- He touted his administration's efforts to bolster US manufacturing
Surrounded by Gibson guitars, Stetson cowboy hats and other "Made in America" products, Trump promised to "stand up" for American companies and their employees, warning that the US would take retaliatory action against other countries' "unfair trade practices."
"We have countries that charge us 100% tax on a product. And when that product is sold by them to us, we brilliantly charge them nothing," Trump said, with a tinge of sarcasm. "People say, 'Oh that's free trade.' No, that's stupid trade. That's really stupid trade. It's incredible."
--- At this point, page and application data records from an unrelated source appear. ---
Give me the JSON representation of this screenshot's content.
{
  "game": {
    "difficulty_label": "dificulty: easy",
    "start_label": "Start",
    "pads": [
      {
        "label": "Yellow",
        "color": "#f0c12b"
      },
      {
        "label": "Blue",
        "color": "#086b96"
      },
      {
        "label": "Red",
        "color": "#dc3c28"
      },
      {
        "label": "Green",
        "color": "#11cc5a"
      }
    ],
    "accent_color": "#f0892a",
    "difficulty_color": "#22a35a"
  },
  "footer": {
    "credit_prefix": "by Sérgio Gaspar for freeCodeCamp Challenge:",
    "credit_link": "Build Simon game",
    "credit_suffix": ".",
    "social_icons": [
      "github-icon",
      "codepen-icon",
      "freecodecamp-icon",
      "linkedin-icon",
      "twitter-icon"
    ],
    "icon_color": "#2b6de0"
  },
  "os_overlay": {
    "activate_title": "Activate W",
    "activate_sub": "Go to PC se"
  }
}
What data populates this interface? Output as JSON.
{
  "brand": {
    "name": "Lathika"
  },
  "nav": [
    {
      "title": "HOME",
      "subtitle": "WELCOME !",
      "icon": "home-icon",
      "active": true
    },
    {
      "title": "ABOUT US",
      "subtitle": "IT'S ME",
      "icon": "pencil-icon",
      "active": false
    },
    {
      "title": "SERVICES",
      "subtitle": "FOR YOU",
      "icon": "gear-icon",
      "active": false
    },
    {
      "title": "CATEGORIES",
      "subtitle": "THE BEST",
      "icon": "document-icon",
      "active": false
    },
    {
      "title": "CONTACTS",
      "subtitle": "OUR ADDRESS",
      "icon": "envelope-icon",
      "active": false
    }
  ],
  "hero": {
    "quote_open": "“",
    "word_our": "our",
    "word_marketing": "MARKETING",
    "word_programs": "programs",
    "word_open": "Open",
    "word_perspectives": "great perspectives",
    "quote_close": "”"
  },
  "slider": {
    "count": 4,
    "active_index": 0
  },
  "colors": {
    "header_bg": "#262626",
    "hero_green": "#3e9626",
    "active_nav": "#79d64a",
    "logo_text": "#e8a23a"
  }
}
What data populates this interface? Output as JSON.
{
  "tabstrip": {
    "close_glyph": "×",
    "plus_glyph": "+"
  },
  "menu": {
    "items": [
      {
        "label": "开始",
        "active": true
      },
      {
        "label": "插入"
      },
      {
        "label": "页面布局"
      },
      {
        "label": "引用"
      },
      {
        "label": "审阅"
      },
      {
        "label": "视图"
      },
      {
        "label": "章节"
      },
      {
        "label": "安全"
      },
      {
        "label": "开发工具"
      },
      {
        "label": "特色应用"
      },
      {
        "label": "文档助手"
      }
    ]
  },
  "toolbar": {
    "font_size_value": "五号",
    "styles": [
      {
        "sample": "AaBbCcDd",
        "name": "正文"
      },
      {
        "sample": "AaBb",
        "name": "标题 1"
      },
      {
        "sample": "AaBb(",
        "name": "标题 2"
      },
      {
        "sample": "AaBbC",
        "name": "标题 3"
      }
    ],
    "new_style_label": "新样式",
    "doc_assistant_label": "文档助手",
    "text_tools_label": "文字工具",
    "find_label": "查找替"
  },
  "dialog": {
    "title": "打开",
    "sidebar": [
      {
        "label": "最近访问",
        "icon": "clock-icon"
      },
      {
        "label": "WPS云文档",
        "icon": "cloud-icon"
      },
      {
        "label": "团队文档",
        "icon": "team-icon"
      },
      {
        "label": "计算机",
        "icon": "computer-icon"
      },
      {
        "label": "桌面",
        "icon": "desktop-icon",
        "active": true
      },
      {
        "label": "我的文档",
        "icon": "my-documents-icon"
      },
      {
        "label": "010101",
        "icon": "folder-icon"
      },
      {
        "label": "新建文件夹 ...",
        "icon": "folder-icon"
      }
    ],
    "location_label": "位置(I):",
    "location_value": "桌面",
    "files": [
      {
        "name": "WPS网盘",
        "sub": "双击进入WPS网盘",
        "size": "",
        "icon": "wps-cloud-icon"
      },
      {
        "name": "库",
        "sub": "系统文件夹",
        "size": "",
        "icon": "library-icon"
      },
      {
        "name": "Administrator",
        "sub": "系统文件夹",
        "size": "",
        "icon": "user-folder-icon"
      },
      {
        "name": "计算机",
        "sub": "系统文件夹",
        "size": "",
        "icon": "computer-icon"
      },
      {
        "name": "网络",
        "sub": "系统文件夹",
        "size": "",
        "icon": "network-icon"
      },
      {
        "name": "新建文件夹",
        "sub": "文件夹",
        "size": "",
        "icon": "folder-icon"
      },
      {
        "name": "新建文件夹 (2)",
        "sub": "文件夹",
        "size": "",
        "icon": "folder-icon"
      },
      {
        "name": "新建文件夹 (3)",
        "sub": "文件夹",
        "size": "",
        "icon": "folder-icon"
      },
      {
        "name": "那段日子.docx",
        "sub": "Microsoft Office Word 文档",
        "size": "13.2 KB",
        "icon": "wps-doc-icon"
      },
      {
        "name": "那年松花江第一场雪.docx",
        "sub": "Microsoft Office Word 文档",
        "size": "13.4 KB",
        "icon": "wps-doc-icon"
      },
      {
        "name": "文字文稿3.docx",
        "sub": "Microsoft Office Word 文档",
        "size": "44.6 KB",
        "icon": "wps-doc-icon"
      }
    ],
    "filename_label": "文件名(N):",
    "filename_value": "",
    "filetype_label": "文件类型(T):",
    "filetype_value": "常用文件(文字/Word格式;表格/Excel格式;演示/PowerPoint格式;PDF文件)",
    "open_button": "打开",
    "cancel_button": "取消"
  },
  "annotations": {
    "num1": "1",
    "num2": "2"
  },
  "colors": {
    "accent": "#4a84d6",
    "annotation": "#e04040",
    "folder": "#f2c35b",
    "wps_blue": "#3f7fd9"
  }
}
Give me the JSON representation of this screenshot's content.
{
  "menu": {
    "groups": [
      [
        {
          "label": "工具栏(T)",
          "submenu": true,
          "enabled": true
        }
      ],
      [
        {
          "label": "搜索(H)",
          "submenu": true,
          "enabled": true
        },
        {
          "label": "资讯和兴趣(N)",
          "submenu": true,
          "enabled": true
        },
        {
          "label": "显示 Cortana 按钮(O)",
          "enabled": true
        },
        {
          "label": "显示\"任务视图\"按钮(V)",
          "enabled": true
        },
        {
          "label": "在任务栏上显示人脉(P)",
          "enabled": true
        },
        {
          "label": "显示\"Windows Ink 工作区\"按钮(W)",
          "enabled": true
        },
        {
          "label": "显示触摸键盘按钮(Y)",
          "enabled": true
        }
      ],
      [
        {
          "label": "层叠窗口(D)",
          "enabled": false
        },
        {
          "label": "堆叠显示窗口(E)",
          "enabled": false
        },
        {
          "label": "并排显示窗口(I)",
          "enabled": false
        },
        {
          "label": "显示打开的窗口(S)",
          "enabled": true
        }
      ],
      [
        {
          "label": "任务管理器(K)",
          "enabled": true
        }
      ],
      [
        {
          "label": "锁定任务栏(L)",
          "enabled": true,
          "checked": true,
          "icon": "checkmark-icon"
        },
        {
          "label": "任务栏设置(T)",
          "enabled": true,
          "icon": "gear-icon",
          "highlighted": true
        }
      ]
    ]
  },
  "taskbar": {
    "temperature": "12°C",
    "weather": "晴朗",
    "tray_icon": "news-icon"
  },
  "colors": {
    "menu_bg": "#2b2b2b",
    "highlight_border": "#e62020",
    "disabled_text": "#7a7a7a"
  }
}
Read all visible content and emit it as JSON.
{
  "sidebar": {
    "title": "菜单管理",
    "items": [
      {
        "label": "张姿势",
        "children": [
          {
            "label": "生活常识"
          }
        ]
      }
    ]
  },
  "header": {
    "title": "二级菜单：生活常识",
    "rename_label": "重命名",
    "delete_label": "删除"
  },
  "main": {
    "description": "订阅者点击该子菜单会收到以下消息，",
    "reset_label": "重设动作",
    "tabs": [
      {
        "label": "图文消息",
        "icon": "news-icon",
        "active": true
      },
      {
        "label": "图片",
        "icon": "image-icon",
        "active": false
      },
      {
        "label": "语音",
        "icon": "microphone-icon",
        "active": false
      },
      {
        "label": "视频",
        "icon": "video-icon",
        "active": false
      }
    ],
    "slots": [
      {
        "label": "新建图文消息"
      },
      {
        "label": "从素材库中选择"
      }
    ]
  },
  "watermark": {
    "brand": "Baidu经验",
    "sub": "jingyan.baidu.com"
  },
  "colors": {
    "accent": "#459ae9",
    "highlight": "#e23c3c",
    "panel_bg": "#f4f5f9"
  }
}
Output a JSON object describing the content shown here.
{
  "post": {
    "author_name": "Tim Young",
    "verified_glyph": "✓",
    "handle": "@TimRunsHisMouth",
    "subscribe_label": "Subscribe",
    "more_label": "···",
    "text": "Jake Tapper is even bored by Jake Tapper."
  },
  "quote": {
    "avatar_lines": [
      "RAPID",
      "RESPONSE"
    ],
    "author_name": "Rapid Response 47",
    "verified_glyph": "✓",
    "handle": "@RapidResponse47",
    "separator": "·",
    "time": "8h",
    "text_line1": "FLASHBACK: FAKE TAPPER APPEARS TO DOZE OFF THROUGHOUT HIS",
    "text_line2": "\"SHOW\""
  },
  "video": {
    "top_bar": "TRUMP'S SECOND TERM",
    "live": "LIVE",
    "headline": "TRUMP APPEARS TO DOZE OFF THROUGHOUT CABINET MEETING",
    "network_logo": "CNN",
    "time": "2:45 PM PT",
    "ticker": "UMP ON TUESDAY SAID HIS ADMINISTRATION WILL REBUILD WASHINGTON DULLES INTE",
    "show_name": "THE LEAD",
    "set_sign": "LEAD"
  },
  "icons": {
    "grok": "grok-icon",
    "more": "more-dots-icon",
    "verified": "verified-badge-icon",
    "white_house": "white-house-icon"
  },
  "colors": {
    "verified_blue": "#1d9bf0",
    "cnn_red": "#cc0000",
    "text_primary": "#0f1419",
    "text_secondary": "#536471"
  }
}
Remarking that he was elected on promises of reigniting American manufacturing, the President touted his administration's efforts to bolster US manufacturing and strip away burdensome government regulations and promised he would do more to level the playing field for US companies.
But Trump offered up no new policy or specific action that would advance those goals, signing only a symbolic "Made in America" proclamation and promising still-unrevealed policies that would make US manufacturers "so happy."
"Over the next short period of time you're going to see things announced that you won't even believe for our country and for selling product in our country and making product in our country and things that are great for American jobs," Trump said.
The day provided an opportunity for Trump to turn the page away from the Russia-related controversies swirling around his administration and instead provide images of him marveling at a host of products made in all 50 US states.
After a week of headlines focused on the President's eldest son's
meeting with a Russian lawyer, the White House announced Saturday it was dubbing the coming week "Made in America" week, reviving its deployment of themed weeks designed to detract attention from the Russia controversies.
The President hammered the "America First" rhetoric of his campaign and drew on the words of presidents who ruled more than 100 years ago to make his case, quoting Presidents George Washington, James Garfield and Theodore Roosevelt.
Drawing on Roosevelt, Trump touted the importance of "reciprocity" in the US' trading relationships with other countries.
The remarks come as Trump is weighing the possibility of imposing tariffs or quotas on steel imports to protect the US steel industry and as other countries have chafed at Trump's protectionist tone, warning against a backslide away from increasingly free trade policies between countries.